Emily Sohn, SNK’s intrepid reporter, goes to the hospital.
Both times, I was in the hospital—after a snowboarding accident and after an allergic reaction to a bee sting. Both times, doctors used electricity to take pictures of my brain and bones, monitor my heart, and determine when it was safe for me to go home.
Even when I’m not getting hurt, I’m grateful to have electricity in my life. It powers my air conditioner during the steamy days of summer. It keeps my ice cream cold in the freezer. And, of course, electricity keeps my lights and computer on so that I can write enough stories to pay my bills.
My visit to the Bakken Museum only deepened my appreciation for the wonders of electricity. It was neat to see how people have been marveling at and tinkering with electricity for ages. Even the ancient Chinese practice of acupuncture taps into the body’s “chi,” a source of energy that might be the same as what we call electricity.

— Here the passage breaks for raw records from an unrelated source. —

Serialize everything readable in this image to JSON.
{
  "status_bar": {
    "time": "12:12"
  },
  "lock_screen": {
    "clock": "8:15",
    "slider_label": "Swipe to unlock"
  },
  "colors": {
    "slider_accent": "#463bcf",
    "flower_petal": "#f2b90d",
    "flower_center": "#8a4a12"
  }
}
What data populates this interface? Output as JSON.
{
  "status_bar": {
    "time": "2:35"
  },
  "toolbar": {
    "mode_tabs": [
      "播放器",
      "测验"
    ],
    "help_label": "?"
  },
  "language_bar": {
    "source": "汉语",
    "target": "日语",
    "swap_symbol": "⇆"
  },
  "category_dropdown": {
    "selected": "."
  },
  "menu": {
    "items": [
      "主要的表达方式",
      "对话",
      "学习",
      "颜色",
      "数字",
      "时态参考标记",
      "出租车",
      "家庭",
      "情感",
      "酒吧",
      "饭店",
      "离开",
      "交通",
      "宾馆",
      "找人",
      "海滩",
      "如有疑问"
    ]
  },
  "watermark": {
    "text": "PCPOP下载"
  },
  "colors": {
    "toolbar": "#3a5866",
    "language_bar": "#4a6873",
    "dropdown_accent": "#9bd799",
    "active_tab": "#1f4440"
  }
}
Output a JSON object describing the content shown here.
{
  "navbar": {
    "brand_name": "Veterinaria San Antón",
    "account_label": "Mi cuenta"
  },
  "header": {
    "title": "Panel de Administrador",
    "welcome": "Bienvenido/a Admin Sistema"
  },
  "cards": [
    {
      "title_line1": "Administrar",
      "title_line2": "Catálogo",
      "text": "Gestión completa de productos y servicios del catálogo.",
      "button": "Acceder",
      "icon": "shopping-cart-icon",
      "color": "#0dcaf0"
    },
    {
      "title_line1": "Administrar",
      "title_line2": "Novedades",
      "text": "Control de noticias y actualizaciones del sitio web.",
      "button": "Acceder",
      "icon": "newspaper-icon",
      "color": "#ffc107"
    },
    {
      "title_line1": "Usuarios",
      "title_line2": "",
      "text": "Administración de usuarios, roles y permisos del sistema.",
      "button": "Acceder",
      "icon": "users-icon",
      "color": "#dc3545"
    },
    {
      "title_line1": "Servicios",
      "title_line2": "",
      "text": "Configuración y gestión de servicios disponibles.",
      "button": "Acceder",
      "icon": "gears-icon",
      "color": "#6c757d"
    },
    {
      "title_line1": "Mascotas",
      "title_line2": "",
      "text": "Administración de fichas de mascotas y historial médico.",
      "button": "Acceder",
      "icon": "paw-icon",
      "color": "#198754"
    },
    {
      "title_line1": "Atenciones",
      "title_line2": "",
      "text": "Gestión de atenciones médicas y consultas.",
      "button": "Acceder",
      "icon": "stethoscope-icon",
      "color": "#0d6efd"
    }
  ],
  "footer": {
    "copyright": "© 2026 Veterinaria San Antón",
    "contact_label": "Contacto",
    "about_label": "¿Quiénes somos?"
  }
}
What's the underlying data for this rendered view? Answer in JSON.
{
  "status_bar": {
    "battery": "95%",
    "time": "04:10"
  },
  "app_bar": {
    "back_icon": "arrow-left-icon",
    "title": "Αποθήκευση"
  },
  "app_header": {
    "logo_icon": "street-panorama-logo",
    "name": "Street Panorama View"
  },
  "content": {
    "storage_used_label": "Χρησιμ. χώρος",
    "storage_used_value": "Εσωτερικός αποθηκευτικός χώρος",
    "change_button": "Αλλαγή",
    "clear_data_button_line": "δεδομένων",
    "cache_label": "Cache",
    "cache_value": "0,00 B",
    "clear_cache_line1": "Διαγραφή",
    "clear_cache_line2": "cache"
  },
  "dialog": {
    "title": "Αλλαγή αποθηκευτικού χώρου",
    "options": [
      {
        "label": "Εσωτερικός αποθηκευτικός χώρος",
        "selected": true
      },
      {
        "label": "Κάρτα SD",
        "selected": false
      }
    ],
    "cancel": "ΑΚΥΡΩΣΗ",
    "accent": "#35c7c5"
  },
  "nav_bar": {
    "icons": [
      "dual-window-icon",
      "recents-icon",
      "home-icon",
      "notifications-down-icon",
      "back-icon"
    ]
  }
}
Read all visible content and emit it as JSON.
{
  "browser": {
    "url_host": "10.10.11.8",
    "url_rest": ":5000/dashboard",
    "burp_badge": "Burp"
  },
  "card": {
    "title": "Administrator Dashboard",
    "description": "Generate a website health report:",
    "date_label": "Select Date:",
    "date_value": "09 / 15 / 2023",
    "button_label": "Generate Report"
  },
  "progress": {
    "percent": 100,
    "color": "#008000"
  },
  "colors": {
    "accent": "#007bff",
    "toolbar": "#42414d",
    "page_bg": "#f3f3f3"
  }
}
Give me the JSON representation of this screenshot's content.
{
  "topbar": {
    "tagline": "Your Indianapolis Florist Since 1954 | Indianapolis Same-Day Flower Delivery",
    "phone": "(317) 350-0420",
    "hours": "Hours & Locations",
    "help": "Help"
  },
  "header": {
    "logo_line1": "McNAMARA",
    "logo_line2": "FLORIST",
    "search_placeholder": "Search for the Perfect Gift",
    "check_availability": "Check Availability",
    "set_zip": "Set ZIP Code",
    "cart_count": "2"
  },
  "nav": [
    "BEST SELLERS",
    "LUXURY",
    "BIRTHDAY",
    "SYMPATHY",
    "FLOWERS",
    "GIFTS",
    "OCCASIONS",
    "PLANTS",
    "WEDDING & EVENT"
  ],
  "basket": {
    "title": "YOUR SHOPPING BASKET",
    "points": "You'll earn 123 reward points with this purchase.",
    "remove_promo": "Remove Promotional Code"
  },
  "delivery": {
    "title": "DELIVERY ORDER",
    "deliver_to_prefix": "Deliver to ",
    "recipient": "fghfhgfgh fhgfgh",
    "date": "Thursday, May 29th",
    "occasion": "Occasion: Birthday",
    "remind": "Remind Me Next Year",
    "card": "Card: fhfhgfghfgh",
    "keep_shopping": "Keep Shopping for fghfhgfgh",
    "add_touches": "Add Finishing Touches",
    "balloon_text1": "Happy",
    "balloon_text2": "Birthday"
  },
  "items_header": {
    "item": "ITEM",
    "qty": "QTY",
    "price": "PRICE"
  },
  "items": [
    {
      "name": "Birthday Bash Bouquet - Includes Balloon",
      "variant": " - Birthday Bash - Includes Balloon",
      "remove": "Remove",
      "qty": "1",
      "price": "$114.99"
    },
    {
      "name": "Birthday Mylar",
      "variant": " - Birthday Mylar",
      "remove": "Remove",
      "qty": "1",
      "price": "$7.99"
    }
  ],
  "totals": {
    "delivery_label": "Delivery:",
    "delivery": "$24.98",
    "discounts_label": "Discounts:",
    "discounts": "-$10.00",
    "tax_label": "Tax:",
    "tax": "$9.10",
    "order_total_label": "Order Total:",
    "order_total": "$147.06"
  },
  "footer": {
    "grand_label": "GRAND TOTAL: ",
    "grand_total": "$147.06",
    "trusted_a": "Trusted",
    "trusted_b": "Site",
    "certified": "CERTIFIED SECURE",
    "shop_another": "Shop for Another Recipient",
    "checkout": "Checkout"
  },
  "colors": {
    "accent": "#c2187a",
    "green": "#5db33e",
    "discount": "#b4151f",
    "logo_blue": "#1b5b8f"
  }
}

Lightning is perhaps nature’s most impressive display of electricity. Just be sure you are sitting somewhere safe and dry to watch it light up the sky!